large and pest populations can vary according to location. Here’s how I see it so
far this season.
Beet armyworm/Cabbage looper/Corn earworm: Last fall was a pretty
average worm year in produce. This fall, beet armyworm pressure has been exceptionally
heavy in some areas (Dome Valley, Yuma Valley). They also appeared a bit earlier
than normal. For instance, a review of trials here at YAC over the past 10 years
has shown that larvae typically show up about 10 -11 days after wet date. This year,
I observed larvae on lettuce at 8-9 days and had several reports from PCAs of them
consistently showing up at 6-7 days on cotyledons and 1 true leaf stage lettuce.
They appeared to slow down a bit in the past week or so. With cooler weather in
the immediate forecast, armyworm pressure should decrease. Corn earworm appeared
early in September, but are much lower now. Cabbage looper are starting to show
up on lettuce and cole crops, as expected with cooler weather. For information on
insecticides available for Lep management see
Lep Control Chart, 2018.
Diamondback moth: To date, DBM have been very light. An occasional
report of light larval populations on transplants in Roll and Dome Valley, but no
control issues reported. DBM larvae have been almost non-existent on plots at YAC,
as opposed to last fall when DBM larval population on direct-seed broccoli were
higher than what we normally see; a result of migration. However, nothing comparable
to the fall of 2016. Trap catches have overall been lighter compared with last season,
but moth numbers increased this past week (see
DBM Trap Network). It will be interesting to see if we observe an increase
in trap captures following Hurricane Rosa’s track through Northern Baja California
and Sonora. DBM have been shown to move long distances in storms.
Bagrada bug: The pest has been almost non-existent the last three
years, and this fall doesn’t appear to be any different.
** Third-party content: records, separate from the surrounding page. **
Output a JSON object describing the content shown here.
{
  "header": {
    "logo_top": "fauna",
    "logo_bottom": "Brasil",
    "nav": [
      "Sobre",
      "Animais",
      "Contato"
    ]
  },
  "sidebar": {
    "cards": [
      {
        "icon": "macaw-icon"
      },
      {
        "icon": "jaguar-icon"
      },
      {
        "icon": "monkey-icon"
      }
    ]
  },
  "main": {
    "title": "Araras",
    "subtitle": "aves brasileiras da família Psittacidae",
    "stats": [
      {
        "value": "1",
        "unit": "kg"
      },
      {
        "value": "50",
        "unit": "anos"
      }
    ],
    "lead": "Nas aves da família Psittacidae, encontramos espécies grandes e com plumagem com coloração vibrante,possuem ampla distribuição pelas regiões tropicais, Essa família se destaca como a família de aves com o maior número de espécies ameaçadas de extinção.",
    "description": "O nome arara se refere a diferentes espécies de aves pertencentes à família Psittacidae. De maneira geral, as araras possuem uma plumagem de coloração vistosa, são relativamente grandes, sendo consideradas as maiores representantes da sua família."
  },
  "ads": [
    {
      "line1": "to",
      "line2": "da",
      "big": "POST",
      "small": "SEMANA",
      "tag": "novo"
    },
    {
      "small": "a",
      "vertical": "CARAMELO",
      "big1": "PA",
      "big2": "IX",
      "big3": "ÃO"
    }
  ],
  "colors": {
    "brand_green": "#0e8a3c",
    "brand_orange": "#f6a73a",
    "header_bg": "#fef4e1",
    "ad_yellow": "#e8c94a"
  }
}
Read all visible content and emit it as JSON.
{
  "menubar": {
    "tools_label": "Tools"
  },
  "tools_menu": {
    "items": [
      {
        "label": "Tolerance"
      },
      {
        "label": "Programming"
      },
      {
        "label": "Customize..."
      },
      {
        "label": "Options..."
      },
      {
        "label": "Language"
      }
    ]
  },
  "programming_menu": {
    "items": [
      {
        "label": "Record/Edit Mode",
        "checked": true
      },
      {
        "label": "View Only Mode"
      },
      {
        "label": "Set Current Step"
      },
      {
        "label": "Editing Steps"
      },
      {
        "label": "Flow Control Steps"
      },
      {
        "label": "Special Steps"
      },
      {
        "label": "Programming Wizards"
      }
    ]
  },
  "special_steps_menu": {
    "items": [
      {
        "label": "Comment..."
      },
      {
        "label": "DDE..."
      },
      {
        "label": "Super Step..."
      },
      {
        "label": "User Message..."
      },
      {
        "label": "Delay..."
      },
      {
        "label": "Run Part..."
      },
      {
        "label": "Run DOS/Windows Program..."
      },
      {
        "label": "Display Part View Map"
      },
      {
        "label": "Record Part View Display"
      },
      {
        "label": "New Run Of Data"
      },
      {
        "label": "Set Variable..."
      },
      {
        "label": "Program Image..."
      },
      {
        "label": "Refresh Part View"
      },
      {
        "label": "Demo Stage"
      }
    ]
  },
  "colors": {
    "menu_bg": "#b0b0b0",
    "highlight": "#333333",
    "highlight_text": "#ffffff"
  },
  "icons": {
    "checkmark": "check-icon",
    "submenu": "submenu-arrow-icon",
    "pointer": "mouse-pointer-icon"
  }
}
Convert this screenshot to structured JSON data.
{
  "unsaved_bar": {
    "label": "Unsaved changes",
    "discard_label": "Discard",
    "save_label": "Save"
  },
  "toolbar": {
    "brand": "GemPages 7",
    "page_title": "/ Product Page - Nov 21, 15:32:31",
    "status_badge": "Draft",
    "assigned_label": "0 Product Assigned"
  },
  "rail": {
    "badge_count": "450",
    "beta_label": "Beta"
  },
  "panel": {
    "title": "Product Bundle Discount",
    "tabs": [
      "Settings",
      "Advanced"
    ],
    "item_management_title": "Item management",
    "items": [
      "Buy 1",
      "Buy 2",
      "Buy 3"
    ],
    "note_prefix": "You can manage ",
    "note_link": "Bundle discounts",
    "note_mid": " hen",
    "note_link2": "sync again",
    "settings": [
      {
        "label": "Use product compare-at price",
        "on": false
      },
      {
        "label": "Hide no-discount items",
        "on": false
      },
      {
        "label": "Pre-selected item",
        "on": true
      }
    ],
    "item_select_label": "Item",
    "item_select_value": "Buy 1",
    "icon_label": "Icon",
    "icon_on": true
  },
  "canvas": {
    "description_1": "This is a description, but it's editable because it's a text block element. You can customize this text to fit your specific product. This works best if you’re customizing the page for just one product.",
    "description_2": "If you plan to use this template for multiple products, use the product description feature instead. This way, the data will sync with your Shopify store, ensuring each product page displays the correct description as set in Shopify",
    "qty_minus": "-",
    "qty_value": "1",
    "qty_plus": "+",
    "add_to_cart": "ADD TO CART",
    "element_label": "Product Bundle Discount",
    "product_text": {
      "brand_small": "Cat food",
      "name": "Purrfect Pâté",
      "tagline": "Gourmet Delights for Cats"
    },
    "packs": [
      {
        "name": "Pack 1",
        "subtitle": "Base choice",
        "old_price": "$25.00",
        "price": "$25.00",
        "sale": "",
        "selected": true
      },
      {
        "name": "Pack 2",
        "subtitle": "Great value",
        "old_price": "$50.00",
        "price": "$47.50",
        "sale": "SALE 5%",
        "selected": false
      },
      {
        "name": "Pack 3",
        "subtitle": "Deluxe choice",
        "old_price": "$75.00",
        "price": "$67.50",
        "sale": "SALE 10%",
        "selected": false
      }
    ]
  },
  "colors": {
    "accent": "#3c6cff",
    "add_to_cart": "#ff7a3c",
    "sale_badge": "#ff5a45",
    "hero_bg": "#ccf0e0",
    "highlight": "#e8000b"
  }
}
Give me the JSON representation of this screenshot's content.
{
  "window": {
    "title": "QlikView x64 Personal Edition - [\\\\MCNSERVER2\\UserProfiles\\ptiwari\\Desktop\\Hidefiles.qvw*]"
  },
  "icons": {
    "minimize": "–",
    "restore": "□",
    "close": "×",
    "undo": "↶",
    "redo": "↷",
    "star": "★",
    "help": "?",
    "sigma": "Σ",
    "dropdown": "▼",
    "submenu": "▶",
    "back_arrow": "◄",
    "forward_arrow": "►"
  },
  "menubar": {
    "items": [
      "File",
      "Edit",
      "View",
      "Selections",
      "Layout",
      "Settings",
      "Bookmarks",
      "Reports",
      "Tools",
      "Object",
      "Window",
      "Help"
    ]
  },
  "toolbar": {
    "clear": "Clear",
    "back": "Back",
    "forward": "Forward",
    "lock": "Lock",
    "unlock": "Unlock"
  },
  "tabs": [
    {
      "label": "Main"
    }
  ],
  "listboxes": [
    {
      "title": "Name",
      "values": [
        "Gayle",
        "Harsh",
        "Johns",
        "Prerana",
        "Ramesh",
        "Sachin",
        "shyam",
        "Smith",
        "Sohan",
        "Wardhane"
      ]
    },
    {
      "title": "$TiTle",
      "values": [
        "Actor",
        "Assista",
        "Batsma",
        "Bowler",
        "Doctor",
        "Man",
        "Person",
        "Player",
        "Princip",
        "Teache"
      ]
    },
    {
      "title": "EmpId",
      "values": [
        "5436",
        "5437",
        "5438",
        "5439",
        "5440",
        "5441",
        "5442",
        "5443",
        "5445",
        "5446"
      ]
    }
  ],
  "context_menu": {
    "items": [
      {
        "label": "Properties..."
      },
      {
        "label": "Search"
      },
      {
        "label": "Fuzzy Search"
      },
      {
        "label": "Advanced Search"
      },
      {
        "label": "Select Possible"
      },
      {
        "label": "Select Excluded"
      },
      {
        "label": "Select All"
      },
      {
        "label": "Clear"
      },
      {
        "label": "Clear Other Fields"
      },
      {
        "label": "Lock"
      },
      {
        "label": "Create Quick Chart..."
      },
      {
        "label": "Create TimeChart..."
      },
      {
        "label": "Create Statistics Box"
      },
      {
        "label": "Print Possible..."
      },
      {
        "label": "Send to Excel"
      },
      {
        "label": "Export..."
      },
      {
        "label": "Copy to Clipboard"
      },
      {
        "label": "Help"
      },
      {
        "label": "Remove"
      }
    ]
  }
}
There have been a few reports
of adults showing up, but numbers have been light and feeding damage negligible.
Chemigation of pyrethroids have been effective.
Whitefly/CYSDV: Areawide, whiteflies in fall melons have been at
very low levels relative to years past. Whitefly adult numbers on sticky traps placed
next to melon crops have been very light so far; lighter than last year in most
areas. Accordingly, CYSDV infection is also very light in all fields from Texas
Hill to Dome Valley. Virus symptoms (yellow interveinal chlorosis) are patchy, and
mainly on the edges of fields suggesting PCAs and growers are doing a great job
of preventing secondary infection. Areawide, whiteflies were similarly light in
produce crops with an occasional flare-up in some isolated areas. Trap catches are
down with the exception of locations near recently defoliated cotton (see
Areawide Trap Network).
Name that Pest
In response to the recent outbreaks of Diamondback moth (DBM) , Plutella xylostella
in Yuma, we have established a pheromone trap network designed to monitor the activity
and movement of adult populations of DBM. PCAs have had difficulty controlling DBM
in cabbage, broccoli and cauliflower since October. Traps have been placed in Roll,
Wellton, Dome Valley, Gila Valley and Yuma Valley in locations where cole crops
are presently being grown or in areas where infestations were known to occur this
Areawide Diamondback Moth Trapping Network
Click here to see results of DBM pheromone trap network.
Remember, When in Doubt . . . . . “SCOUT”